Return the entries below verbatim. Pictures stay out.
Records START
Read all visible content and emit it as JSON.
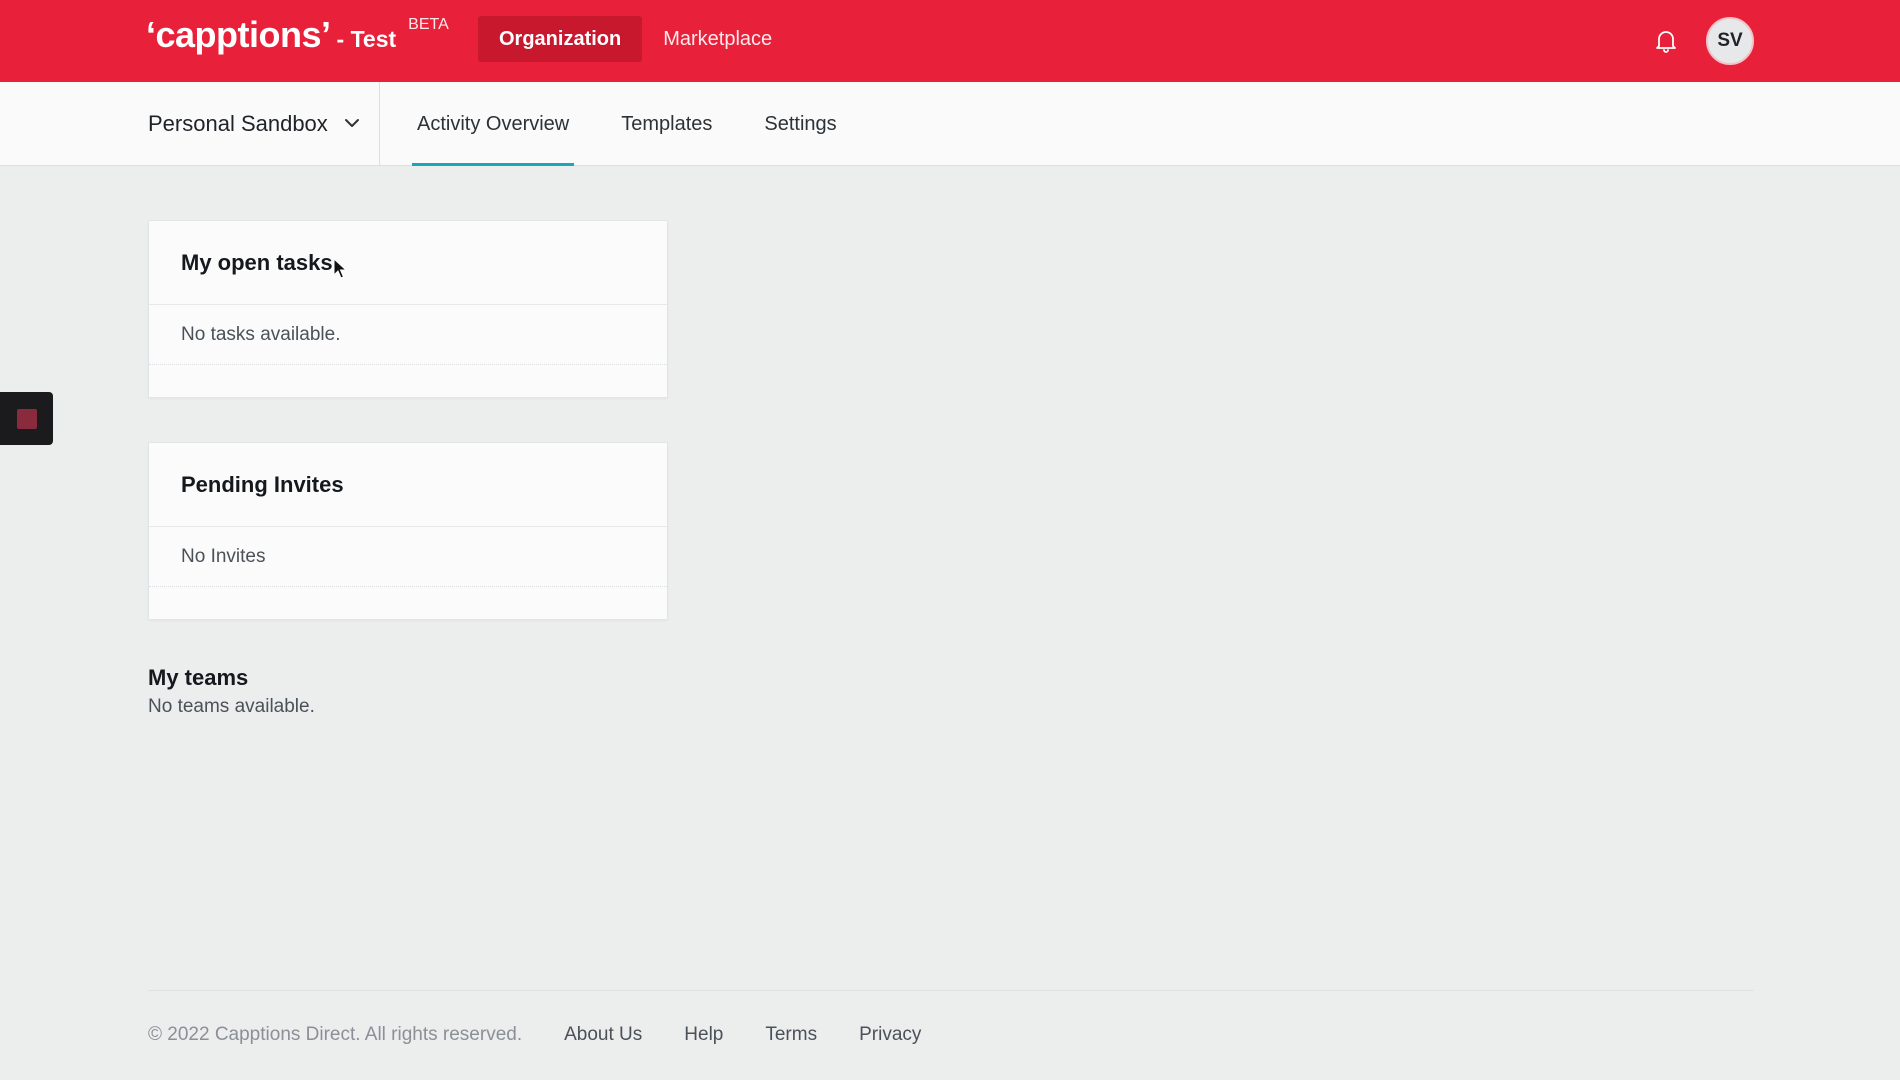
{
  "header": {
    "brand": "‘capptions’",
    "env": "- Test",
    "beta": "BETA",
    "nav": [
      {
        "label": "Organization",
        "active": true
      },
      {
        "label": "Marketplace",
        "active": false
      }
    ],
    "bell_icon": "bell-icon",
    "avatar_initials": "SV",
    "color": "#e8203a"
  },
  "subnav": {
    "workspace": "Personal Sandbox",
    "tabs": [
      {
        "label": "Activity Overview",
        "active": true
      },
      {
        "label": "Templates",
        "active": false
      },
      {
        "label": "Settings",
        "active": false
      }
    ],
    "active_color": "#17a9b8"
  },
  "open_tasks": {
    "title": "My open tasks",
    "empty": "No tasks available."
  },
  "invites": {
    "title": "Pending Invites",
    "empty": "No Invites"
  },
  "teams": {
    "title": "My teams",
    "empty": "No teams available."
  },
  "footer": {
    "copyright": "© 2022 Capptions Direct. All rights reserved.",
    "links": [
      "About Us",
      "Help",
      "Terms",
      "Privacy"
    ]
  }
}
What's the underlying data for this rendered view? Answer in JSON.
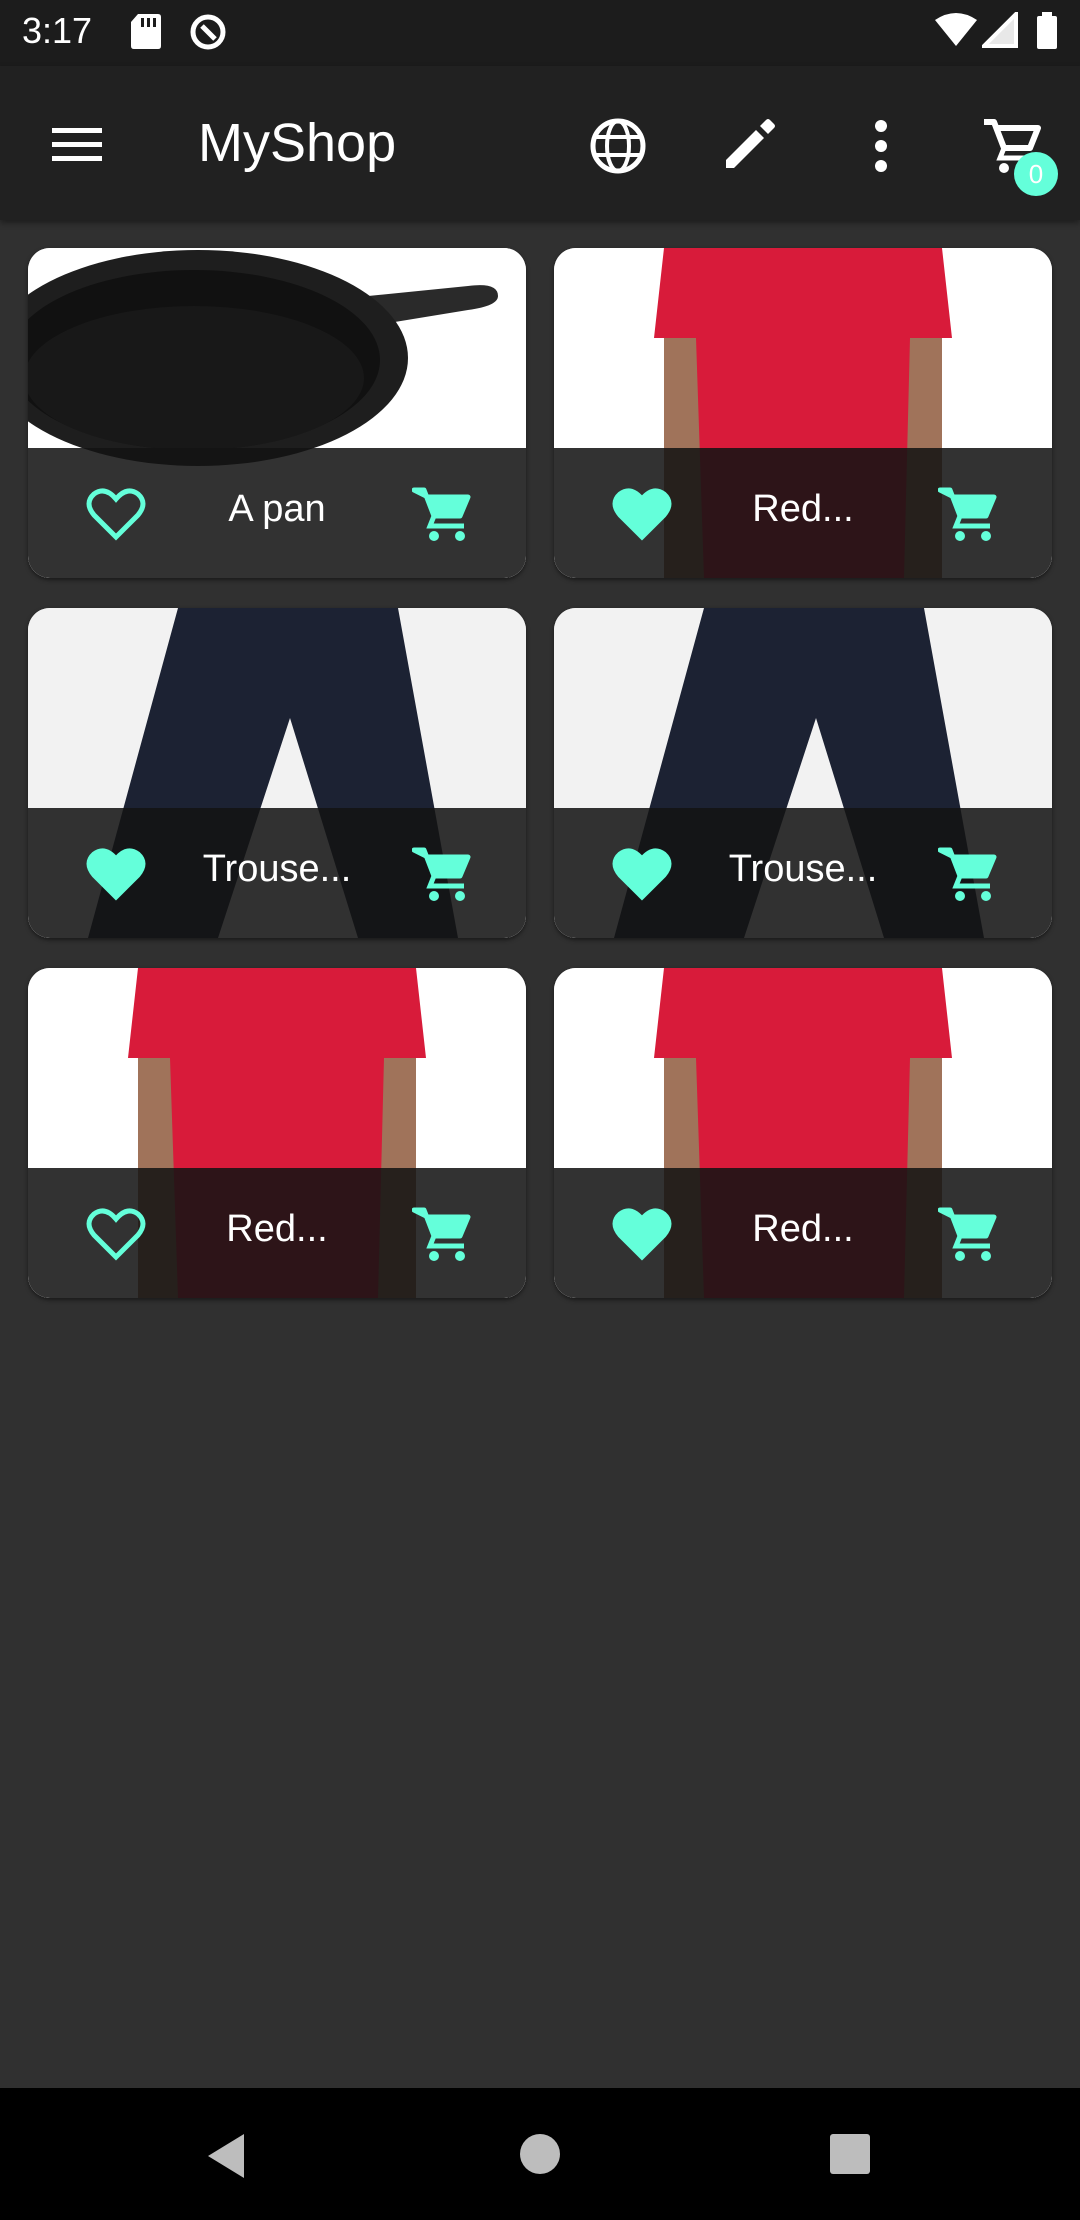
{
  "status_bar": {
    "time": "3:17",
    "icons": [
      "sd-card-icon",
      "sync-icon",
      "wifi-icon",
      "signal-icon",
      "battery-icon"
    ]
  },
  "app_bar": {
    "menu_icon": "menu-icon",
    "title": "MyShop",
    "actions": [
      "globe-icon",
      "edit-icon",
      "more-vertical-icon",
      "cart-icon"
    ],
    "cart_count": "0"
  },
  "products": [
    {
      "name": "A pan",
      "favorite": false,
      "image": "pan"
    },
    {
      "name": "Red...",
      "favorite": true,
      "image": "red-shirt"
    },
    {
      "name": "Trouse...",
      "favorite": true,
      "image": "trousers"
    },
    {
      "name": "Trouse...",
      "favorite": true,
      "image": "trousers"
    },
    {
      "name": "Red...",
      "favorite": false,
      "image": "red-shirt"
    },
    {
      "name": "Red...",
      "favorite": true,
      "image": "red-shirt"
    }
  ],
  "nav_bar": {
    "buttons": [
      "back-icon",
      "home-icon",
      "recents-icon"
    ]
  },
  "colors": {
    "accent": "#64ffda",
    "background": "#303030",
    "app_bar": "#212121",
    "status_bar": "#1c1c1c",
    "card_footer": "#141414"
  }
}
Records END
> **Written response**
Read all visible content and emit it as JSON.
{
  "header": {
    "brand": "‘capptions’",
    "env": "- Test",
    "beta": "BETA",
    "nav": [
      {
        "label": "Organization",
        "active": true
      },
      {
        "label": "Marketplace",
        "active": false
      }
    ],
    "bell_icon": "bell-icon",
    "avatar_initials": "SV",
    "color": "#e8203a"
  },
  "subnav": {
    "workspace": "Personal Sandbox",
    "tabs": [
      {
        "label": "Activity Overview",
        "active": true
      },
      {
        "label": "Templates",
        "active": false
      },
      {
        "label": "Settings",
        "active": false
      }
    ],
    "active_color": "#17a9b8"
  },
  "open_tasks": {
    "title": "My open tasks",
    "empty": "No tasks available."
  },
  "invites": {
    "title": "Pending Invites",
    "empty": "No Invites"
  },
  "teams": {
    "title": "My teams",
    "empty": "No teams available."
  },
  "footer": {
    "copyright": "© 2022 Capptions Direct. All rights reserved.",
    "links": [
      "About Us",
      "Help",
      "Terms",
      "Privacy"
    ]
  }
}
What's the underlying data for this rendered view? Answer in JSON.
{
  "status_bar": {
    "time": "3:17",
    "icons": [
      "sd-card-icon",
      "sync-icon",
      "wifi-icon",
      "signal-icon",
      "battery-icon"
    ]
  },
  "app_bar": {
    "menu_icon": "menu-icon",
    "title": "MyShop",
    "actions": [
      "globe-icon",
      "edit-icon",
      "more-vertical-icon",
      "cart-icon"
    ],
    "cart_count": "0"
  },
  "products": [
    {
      "name": "A pan",
      "favorite": false,
      "image": "pan"
    },
    {
      "name": "Red...",
      "favorite": true,
      "image": "red-shirt"
    },
    {
      "name": "Trouse...",
      "favorite": true,
      "image": "trousers"
    },
    {
      "name": "Trouse...",
      "favorite": true,
      "image": "trousers"
    },
    {
      "name": "Red...",
      "favorite": false,
      "image": "red-shirt"
    },
    {
      "name": "Red...",
      "favorite": true,
      "image": "red-shirt"
    }
  ],
  "nav_bar": {
    "buttons": [
      "back-icon",
      "home-icon",
      "recents-icon"
    ]
  },
  "colors": {
    "accent": "#64ffda",
    "background": "#303030",
    "app_bar": "#212121",
    "status_bar": "#1c1c1c",
    "card_footer": "#141414"
  }
}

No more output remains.